__Work to be completed__. The data below should be restated word for word, pictures omitted.

__Data records__.
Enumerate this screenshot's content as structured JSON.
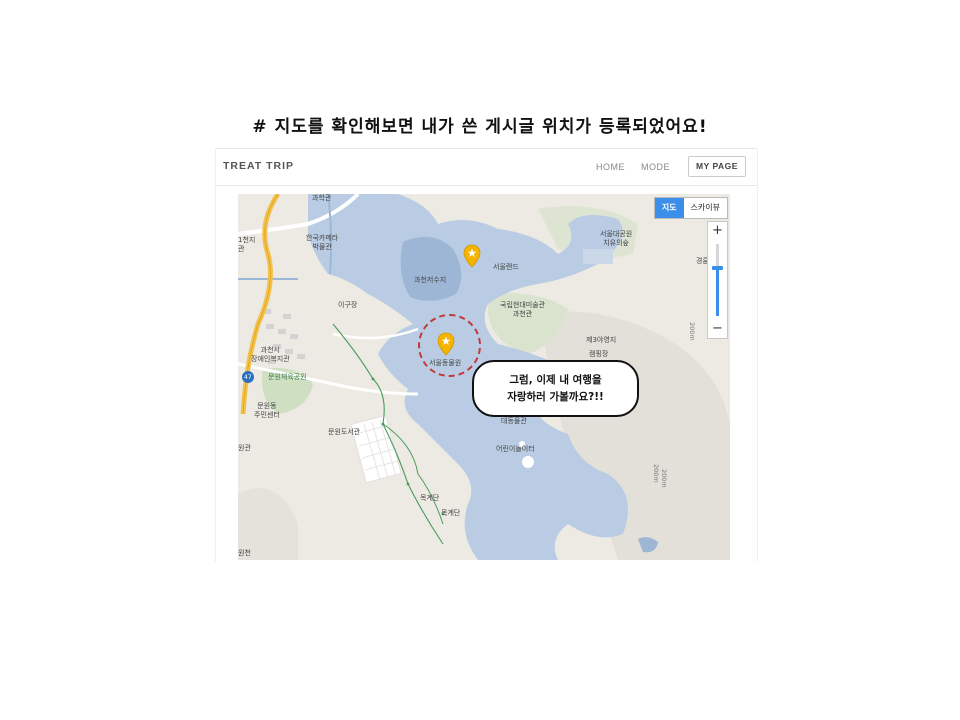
{
  "caption": "# 지도를 확인해보면 내가 쓴 게시글 위치가 등록되었어요!",
  "navbar": {
    "brand": "TREAT TRIP",
    "home": "HOME",
    "mode": "MODE",
    "my_page": "MY PAGE"
  },
  "map": {
    "type_buttons": {
      "map": "지도",
      "skyview": "스카이뷰"
    },
    "active_type": "지도",
    "zoom": {
      "in": "+",
      "out": "−",
      "level_fraction": 0.67
    },
    "labels": {
      "gwacheon_lab": "과학관",
      "museum_line1": "한국카메라",
      "museum_line2": "박물관",
      "left_top1": "1천지",
      "left_top2": "관",
      "reservoir": "과천저수지",
      "seoul_land": "서울랜드",
      "grand_park_line1": "서울대공원",
      "grand_park_line2": "치유의숲",
      "mmca_line1": "국립현대미술관",
      "mmca_line2": "과천관",
      "igu": "이구장",
      "zoo": "서울동물원",
      "jeil_parking": "제3야영지",
      "camping": "캠핑장",
      "welfare_line1": "과천시",
      "welfare_line2": "장애인복지관",
      "route_47": "47",
      "munwon_park": "문원체육공원",
      "munwon_center_line1": "문원동",
      "munwon_center_line2": "주민센터",
      "munwon_library": "문원도서관",
      "daedong": "대동물관",
      "kids_zoo": "어린이놀이터",
      "mokgyedan1": "목계단",
      "mokgyedan2": "목계단",
      "right_edge": "경륜",
      "left_bottom": "원관",
      "left_mid": "원천",
      "alt1": "200m",
      "alt2": "200m",
      "alt3": "200m"
    }
  },
  "bubble": {
    "line1": "그럼, 이제 내 여행을",
    "line2": "자랑하러 가볼까요?!!"
  },
  "colors": {
    "water": "#b9cce3",
    "land": "#eceae3",
    "pin": "#f4b400",
    "highlight": "#c0393b",
    "accent": "#3b8eea"
  }
}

__Reply to the task__.
Enumerate this screenshot's content as structured JSON.
{
  "caption": "# 지도를 확인해보면 내가 쓴 게시글 위치가 등록되었어요!",
  "navbar": {
    "brand": "TREAT TRIP",
    "home": "HOME",
    "mode": "MODE",
    "my_page": "MY PAGE"
  },
  "map": {
    "type_buttons": {
      "map": "지도",
      "skyview": "스카이뷰"
    },
    "active_type": "지도",
    "zoom": {
      "in": "+",
      "out": "−",
      "level_fraction": 0.67
    },
    "labels": {
      "gwacheon_lab": "과학관",
      "museum_line1": "한국카메라",
      "museum_line2": "박물관",
      "left_top1": "1천지",
      "left_top2": "관",
      "reservoir": "과천저수지",
      "seoul_land": "서울랜드",
      "grand_park_line1": "서울대공원",
      "grand_park_line2": "치유의숲",
      "mmca_line1": "국립현대미술관",
      "mmca_line2": "과천관",
      "igu": "이구장",
      "zoo": "서울동물원",
      "jeil_parking": "제3야영지",
      "camping": "캠핑장",
      "welfare_line1": "과천시",
      "welfare_line2": "장애인복지관",
      "route_47": "47",
      "munwon_park": "문원체육공원",
      "munwon_center_line1": "문원동",
      "munwon_center_line2": "주민센터",
      "munwon_library": "문원도서관",
      "daedong": "대동물관",
      "kids_zoo": "어린이놀이터",
      "mokgyedan1": "목계단",
      "mokgyedan2": "목계단",
      "right_edge": "경륜",
      "left_bottom": "원관",
      "left_mid": "원천",
      "alt1": "200m",
      "alt2": "200m",
      "alt3": "200m"
    }
  },
  "bubble": {
    "line1": "그럼, 이제 내 여행을",
    "line2": "자랑하러 가볼까요?!!"
  },
  "colors": {
    "water": "#b9cce3",
    "land": "#eceae3",
    "pin": "#f4b400",
    "highlight": "#c0393b",
    "accent": "#3b8eea"
  }
}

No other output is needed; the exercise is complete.